• PROBLEM DETAILS: Using the records that follow, work out the number of lines with the word "imagens" in them; reply with that number only.

Data records for software interfaces
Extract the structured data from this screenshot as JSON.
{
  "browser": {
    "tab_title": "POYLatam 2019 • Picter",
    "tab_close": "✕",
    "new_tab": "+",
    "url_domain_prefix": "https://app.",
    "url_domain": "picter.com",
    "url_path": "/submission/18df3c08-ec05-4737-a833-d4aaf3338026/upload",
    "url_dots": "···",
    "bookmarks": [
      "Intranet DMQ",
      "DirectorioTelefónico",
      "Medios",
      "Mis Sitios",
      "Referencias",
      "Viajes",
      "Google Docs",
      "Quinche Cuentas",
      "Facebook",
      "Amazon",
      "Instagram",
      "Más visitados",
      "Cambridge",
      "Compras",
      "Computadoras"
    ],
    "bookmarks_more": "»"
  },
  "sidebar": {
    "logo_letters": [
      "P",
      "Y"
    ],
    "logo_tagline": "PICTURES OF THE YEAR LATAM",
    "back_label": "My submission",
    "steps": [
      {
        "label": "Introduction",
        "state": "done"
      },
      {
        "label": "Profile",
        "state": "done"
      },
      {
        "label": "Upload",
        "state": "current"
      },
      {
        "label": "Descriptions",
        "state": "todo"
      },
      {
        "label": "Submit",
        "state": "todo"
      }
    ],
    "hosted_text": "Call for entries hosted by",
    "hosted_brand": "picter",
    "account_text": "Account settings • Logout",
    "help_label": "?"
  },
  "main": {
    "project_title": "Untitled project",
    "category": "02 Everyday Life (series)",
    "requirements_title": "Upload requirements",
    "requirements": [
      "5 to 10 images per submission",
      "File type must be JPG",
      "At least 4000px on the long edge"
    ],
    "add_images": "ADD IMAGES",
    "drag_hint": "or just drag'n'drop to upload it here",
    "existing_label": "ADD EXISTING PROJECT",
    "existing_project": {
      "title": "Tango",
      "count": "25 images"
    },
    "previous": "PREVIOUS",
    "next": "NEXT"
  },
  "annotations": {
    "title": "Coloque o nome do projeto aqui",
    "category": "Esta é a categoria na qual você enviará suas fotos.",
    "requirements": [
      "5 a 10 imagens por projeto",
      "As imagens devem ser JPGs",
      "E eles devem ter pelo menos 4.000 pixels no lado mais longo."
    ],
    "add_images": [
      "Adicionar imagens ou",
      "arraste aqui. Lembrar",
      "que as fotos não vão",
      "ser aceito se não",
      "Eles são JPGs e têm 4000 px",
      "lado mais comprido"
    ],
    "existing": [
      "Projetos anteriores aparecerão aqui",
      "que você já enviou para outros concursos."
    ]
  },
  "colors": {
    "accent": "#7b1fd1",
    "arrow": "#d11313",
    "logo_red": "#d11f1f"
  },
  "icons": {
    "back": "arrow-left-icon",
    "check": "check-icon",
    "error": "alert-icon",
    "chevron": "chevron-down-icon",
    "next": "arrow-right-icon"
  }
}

• RESULT OF THE EXERCISE: 3